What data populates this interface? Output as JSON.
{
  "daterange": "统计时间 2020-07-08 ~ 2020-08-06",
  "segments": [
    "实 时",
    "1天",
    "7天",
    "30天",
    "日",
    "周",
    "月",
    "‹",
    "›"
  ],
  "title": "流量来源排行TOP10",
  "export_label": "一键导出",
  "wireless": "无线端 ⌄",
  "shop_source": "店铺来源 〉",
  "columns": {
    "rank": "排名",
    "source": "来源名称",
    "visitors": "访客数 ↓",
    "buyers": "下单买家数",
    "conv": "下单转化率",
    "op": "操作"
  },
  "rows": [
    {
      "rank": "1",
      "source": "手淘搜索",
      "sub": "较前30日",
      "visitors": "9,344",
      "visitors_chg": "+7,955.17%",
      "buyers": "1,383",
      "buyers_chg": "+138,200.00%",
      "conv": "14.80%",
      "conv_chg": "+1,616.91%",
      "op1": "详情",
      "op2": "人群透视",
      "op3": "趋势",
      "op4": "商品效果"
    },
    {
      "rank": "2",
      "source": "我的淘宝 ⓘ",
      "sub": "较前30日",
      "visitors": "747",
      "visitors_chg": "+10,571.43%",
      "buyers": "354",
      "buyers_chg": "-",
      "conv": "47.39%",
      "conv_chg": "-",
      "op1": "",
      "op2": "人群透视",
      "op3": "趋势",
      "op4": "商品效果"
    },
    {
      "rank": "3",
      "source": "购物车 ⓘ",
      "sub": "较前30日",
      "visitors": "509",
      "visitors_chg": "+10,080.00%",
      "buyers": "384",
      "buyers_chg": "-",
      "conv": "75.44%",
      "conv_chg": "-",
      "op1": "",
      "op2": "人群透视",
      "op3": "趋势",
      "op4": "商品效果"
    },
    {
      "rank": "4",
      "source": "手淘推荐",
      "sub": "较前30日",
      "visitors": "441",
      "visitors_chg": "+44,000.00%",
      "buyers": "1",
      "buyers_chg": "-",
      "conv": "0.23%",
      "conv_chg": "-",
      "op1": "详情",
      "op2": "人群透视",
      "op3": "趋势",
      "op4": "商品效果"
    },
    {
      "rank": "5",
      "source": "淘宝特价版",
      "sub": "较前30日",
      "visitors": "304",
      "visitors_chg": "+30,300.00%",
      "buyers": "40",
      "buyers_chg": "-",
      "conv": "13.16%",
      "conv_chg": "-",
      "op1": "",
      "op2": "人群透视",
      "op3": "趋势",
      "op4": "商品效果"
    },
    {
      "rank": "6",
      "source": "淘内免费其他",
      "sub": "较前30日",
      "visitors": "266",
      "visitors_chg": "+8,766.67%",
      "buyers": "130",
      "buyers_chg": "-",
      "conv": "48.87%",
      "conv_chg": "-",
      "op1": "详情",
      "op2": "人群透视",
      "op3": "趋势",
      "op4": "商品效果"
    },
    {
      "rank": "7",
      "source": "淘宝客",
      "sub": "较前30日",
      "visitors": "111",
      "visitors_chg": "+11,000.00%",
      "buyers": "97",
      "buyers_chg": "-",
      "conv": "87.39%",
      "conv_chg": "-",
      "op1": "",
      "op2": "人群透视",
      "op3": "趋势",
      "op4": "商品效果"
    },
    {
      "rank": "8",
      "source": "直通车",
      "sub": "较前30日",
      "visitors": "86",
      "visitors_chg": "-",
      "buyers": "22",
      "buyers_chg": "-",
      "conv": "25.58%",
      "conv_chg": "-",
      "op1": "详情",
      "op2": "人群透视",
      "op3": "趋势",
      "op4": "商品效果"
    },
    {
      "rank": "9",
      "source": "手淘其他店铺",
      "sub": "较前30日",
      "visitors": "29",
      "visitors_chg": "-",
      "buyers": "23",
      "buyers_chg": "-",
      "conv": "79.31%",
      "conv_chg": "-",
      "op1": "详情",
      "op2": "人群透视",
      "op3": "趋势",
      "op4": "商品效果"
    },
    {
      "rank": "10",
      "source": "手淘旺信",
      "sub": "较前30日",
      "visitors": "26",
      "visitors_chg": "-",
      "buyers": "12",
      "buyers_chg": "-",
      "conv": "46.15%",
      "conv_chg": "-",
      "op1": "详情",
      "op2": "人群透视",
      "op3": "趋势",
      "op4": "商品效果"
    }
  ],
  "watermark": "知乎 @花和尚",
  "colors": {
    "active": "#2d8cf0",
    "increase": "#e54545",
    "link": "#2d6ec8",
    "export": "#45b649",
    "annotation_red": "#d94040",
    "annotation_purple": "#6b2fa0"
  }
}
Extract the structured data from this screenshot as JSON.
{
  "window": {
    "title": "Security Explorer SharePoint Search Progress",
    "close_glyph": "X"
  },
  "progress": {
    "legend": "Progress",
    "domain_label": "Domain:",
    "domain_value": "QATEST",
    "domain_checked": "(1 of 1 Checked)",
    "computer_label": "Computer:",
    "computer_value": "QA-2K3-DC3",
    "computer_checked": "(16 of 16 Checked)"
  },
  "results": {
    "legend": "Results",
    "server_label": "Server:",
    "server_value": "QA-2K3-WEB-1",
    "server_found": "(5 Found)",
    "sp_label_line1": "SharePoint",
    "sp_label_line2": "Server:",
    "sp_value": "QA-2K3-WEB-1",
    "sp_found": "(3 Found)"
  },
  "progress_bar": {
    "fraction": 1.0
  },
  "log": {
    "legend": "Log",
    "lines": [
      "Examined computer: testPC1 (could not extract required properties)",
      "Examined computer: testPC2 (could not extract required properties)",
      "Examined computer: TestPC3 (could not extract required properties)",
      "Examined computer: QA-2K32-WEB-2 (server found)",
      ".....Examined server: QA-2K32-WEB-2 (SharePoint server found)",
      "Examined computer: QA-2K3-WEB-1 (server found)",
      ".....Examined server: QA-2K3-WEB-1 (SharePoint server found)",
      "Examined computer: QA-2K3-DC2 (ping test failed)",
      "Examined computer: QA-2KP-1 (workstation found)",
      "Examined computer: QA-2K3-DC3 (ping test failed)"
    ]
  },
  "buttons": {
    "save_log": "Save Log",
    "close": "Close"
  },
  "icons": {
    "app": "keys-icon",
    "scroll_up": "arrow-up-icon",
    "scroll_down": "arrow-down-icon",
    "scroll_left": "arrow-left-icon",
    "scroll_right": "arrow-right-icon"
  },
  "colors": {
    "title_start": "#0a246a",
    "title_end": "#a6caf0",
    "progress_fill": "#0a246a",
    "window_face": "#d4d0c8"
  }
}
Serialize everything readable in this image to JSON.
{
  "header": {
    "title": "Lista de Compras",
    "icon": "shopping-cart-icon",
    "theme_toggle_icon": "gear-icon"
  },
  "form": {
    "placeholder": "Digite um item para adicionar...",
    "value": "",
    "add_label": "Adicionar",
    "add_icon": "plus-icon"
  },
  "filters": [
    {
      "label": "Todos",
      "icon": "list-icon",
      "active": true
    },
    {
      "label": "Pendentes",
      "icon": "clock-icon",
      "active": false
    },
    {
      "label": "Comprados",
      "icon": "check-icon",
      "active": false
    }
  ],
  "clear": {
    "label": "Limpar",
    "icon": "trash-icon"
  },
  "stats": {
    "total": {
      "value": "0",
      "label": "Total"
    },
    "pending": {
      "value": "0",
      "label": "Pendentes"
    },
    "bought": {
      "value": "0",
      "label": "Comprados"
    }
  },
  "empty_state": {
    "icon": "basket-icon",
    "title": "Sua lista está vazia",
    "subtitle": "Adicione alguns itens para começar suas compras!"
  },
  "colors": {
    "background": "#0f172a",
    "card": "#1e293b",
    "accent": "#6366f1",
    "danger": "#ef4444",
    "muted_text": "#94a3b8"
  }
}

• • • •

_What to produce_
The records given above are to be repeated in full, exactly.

_Answer section_
What data populates this interface? Output as JSON.
{
  "daterange": "统计时间 2020-07-08 ~ 2020-08-06",
  "segments": [
    "实 时",
    "1天",
    "7天",
    "30天",
    "日",
    "周",
    "月",
    "‹",
    "›"
  ],
  "title": "流量来源排行TOP10",
  "export_label": "一键导出",
  "wireless": "无线端 ⌄",
  "shop_source": "店铺来源 〉",
  "columns": {
    "rank": "排名",
    "source": "来源名称",
    "visitors": "访客数 ↓",
    "buyers": "下单买家数",
    "conv": "下单转化率",
    "op": "操作"
  },
  "rows": [
    {
      "rank": "1",
      "source": "手淘搜索",
      "sub": "较前30日",
      "visitors": "9,344",
      "visitors_chg": "+7,955.17%",
      "buyers": "1,383",
      "buyers_chg": "+138,200.00%",
      "conv": "14.80%",
      "conv_chg": "+1,616.91%",
      "op1": "详情",
      "op2": "人群透视",
      "op3": "趋势",
      "op4": "商品效果"
    },
    {
      "rank": "2",
      "source": "我的淘宝 ⓘ",
      "sub": "较前30日",
      "visitors": "747",
      "visitors_chg": "+10,571.43%",
      "buyers": "354",
      "buyers_chg": "-",
      "conv": "47.39%",
      "conv_chg": "-",
      "op1": "",
      "op2": "人群透视",
      "op3": "趋势",
      "op4": "商品效果"
    },
    {
      "rank": "3",
      "source": "购物车 ⓘ",
      "sub": "较前30日",
      "visitors": "509",
      "visitors_chg": "+10,080.00%",
      "buyers": "384",
      "buyers_chg": "-",
      "conv": "75.44%",
      "conv_chg": "-",
      "op1": "",
      "op2": "人群透视",
      "op3": "趋势",
      "op4": "商品效果"
    },
    {
      "rank": "4",
      "source": "手淘推荐",
      "sub": "较前30日",
      "visitors": "441",
      "visitors_chg": "+44,000.00%",
      "buyers": "1",
      "buyers_chg": "-",
      "conv": "0.23%",
      "conv_chg": "-",
      "op1": "详情",
      "op2": "人群透视",
      "op3": "趋势",
      "op4": "商品效果"
    },
    {
      "rank": "5",
      "source": "淘宝特价版",
      "sub": "较前30日",
      "visitors": "304",
      "visitors_chg": "+30,300.00%",
      "buyers": "40",
      "buyers_chg": "-",
      "conv": "13.16%",
      "conv_chg": "-",
      "op1": "",
      "op2": "人群透视",
      "op3": "趋势",
      "op4": "商品效果"
    },
    {
      "rank": "6",
      "source": "淘内免费其他",
      "sub": "较前30日",
      "visitors": "266",
      "visitors_chg": "+8,766.67%",
      "buyers": "130",
      "buyers_chg": "-",
      "conv": "48.87%",
      "conv_chg": "-",
      "op1": "详情",
      "op2": "人群透视",
      "op3": "趋势",
      "op4": "商品效果"
    },
    {
      "rank": "7",
      "source": "淘宝客",
      "sub": "较前30日",
      "visitors": "111",
      "visitors_chg": "+11,000.00%",
      "buyers": "97",
      "buyers_chg": "-",
      "conv": "87.39%",
      "conv_chg": "-",
      "op1": "",
      "op2": "人群透视",
      "op3": "趋势",
      "op4": "商品效果"
    },
    {
      "rank": "8",
      "source": "直通车",
      "sub": "较前30日",
      "visitors": "86",
      "visitors_chg": "-",
      "buyers": "22",
      "buyers_chg": "-",
      "conv": "25.58%",
      "conv_chg": "-",
      "op1": "详情",
      "op2": "人群透视",
      "op3": "趋势",
      "op4": "商品效果"
    },
    {
      "rank": "9",
      "source": "手淘其他店铺",
      "sub": "较前30日",
      "visitors": "29",
      "visitors_chg": "-",
      "buyers": "23",
      "buyers_chg": "-",
      "conv": "79.31%",
      "conv_chg": "-",
      "op1": "详情",
      "op2": "人群透视",
      "op3": "趋势",
      "op4": "商品效果"
    },
    {
      "rank": "10",
      "source": "手淘旺信",
      "sub": "较前30日",
      "visitors": "26",
      "visitors_chg": "-",
      "buyers": "12",
      "buyers_chg": "-",
      "conv": "46.15%",
      "conv_chg": "-",
      "op1": "详情",
      "op2": "人群透视",
      "op3": "趋势",
      "op4": "商品效果"
    }
  ],
  "watermark": "知乎 @花和尚",
  "colors": {
    "active": "#2d8cf0",
    "increase": "#e54545",
    "link": "#2d6ec8",
    "export": "#45b649",
    "annotation_red": "#d94040",
    "annotation_purple": "#6b2fa0"
  }
}
Extract the structured data from this screenshot as JSON.
{
  "window": {
    "title": "Security Explorer SharePoint Search Progress",
    "close_glyph": "X"
  },
  "progress": {
    "legend": "Progress",
    "domain_label": "Domain:",
    "domain_value": "QATEST",
    "domain_checked": "(1 of 1 Checked)",
    "computer_label": "Computer:",
    "computer_value": "QA-2K3-DC3",
    "computer_checked": "(16 of 16 Checked)"
  },
  "results": {
    "legend": "Results",
    "server_label": "Server:",
    "server_value": "QA-2K3-WEB-1",
    "server_found": "(5 Found)",
    "sp_label_line1": "SharePoint",
    "sp_label_line2": "Server:",
    "sp_value": "QA-2K3-WEB-1",
    "sp_found": "(3 Found)"
  },
  "progress_bar": {
    "fraction": 1.0
  },
  "log": {
    "legend": "Log",
    "lines": [
      "Examined computer: testPC1 (could not extract required properties)",
      "Examined computer: testPC2 (could not extract required properties)",
      "Examined computer: TestPC3 (could not extract required properties)",
      "Examined computer: QA-2K32-WEB-2 (server found)",
      ".....Examined server: QA-2K32-WEB-2 (SharePoint server found)",
      "Examined computer: QA-2K3-WEB-1 (server found)",
      ".....Examined server: QA-2K3-WEB-1 (SharePoint server found)",
      "Examined computer: QA-2K3-DC2 (ping test failed)",
      "Examined computer: QA-2KP-1 (workstation found)",
      "Examined computer: QA-2K3-DC3 (ping test failed)"
    ]
  },
  "buttons": {
    "save_log": "Save Log",
    "close": "Close"
  },
  "icons": {
    "app": "keys-icon",
    "scroll_up": "arrow-up-icon",
    "scroll_down": "arrow-down-icon",
    "scroll_left": "arrow-left-icon",
    "scroll_right": "arrow-right-icon"
  },
  "colors": {
    "title_start": "#0a246a",
    "title_end": "#a6caf0",
    "progress_fill": "#0a246a",
    "window_face": "#d4d0c8"
  }
}
Serialize everything readable in this image to JSON.
{
  "header": {
    "title": "Lista de Compras",
    "icon": "shopping-cart-icon",
    "theme_toggle_icon": "gear-icon"
  },
  "form": {
    "placeholder": "Digite um item para adicionar...",
    "value": "",
    "add_label": "Adicionar",
    "add_icon": "plus-icon"
  },
  "filters": [
    {
      "label": "Todos",
      "icon": "list-icon",
      "active": true
    },
    {
      "label": "Pendentes",
      "icon": "clock-icon",
      "active": false
    },
    {
      "label": "Comprados",
      "icon": "check-icon",
      "active": false
    }
  ],
  "clear": {
    "label": "Limpar",
    "icon": "trash-icon"
  },
  "stats": {
    "total": {
      "value": "0",
      "label": "Total"
    },
    "pending": {
      "value": "0",
      "label": "Pendentes"
    },
    "bought": {
      "value": "0",
      "label": "Comprados"
    }
  },
  "empty_state": {
    "icon": "basket-icon",
    "title": "Sua lista está vazia",
    "subtitle": "Adicione alguns itens para começar suas compras!"
  },
  "colors": {
    "background": "#0f172a",
    "card": "#1e293b",
    "accent": "#6366f1",
    "danger": "#ef4444",
    "muted_text": "#94a3b8"
  }
}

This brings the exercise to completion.